*** Opening Information ***

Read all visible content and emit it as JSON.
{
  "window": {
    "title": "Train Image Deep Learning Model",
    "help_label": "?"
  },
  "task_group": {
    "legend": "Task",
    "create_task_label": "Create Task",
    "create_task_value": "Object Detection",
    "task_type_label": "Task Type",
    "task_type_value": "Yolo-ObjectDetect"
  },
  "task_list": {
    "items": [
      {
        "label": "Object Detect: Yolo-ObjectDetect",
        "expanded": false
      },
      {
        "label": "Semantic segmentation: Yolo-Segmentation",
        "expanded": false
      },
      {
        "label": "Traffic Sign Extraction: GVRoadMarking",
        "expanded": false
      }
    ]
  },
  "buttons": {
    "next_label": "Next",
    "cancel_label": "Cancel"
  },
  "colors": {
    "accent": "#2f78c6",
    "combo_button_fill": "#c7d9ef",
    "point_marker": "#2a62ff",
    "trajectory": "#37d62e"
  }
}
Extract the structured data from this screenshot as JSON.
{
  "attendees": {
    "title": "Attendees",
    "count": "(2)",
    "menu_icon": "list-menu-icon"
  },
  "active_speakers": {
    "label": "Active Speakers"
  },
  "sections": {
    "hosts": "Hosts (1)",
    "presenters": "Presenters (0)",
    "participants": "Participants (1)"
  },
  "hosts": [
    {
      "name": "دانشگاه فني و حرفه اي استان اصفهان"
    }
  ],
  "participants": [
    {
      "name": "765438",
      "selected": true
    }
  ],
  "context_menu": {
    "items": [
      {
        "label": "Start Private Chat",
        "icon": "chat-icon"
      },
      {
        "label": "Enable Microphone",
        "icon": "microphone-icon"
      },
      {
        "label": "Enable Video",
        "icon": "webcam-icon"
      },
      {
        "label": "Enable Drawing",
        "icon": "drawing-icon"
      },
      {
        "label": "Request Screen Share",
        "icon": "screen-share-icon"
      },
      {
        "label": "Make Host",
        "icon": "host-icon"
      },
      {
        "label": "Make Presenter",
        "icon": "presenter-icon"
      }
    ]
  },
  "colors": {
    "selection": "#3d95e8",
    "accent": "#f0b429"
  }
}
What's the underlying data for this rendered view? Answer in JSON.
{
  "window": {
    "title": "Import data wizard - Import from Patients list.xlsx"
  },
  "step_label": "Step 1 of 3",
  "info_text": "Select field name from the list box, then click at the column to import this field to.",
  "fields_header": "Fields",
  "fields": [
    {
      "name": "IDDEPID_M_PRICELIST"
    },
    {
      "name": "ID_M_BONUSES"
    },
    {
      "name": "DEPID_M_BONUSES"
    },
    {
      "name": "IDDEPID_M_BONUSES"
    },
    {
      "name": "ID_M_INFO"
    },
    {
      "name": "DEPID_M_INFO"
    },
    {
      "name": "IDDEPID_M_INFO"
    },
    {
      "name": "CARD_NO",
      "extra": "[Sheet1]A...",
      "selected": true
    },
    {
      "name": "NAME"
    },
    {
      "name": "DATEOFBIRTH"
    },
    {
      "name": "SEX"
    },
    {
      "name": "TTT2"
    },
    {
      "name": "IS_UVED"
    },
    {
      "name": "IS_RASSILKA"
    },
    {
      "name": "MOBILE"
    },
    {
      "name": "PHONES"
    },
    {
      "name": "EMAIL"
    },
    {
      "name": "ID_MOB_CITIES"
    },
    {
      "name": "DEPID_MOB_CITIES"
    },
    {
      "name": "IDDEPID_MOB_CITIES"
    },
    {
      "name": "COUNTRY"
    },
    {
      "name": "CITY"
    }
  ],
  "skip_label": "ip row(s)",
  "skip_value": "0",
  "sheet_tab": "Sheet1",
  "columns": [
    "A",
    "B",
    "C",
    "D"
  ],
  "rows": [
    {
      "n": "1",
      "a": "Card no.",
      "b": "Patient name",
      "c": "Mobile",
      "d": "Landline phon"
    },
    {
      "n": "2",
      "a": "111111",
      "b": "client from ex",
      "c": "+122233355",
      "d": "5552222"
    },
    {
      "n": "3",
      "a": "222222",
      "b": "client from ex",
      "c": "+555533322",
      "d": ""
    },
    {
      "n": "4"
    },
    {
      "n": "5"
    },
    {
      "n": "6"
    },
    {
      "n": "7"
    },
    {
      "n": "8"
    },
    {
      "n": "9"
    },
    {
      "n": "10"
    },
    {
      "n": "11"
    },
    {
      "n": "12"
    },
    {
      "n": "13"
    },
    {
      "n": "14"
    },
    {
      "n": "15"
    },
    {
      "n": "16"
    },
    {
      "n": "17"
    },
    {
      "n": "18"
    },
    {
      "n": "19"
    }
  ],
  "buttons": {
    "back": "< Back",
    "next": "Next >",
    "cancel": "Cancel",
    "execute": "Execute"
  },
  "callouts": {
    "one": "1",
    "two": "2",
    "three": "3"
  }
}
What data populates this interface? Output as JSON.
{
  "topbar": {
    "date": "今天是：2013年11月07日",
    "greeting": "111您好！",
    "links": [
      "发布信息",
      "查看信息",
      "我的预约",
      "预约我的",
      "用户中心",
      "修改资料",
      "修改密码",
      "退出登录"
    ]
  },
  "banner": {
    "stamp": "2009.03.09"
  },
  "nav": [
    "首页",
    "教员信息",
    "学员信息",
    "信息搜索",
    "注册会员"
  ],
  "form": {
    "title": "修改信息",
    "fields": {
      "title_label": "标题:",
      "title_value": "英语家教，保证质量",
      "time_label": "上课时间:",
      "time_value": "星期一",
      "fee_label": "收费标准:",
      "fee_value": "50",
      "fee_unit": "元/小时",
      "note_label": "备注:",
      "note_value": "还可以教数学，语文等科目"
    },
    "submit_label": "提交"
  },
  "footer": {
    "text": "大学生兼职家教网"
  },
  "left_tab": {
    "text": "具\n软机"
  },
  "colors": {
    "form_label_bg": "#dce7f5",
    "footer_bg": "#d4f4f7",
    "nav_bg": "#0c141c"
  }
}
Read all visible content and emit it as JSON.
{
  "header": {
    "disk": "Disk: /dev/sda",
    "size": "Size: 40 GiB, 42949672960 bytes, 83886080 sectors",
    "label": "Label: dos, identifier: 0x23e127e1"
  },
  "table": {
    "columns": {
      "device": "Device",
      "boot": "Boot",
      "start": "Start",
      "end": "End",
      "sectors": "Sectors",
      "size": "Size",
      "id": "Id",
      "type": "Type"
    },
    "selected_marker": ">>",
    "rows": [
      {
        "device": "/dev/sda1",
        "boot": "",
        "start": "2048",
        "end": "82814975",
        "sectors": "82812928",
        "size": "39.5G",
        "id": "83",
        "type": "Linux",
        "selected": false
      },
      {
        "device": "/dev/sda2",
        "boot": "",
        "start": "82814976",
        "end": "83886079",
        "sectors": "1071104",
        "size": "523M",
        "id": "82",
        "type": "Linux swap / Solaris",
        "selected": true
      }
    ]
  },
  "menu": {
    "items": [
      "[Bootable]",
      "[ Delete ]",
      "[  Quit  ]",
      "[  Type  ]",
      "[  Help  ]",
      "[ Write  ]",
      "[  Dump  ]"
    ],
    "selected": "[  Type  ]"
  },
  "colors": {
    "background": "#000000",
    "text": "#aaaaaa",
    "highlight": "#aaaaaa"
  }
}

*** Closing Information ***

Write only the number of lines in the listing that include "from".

■ **Response for this exercise**
5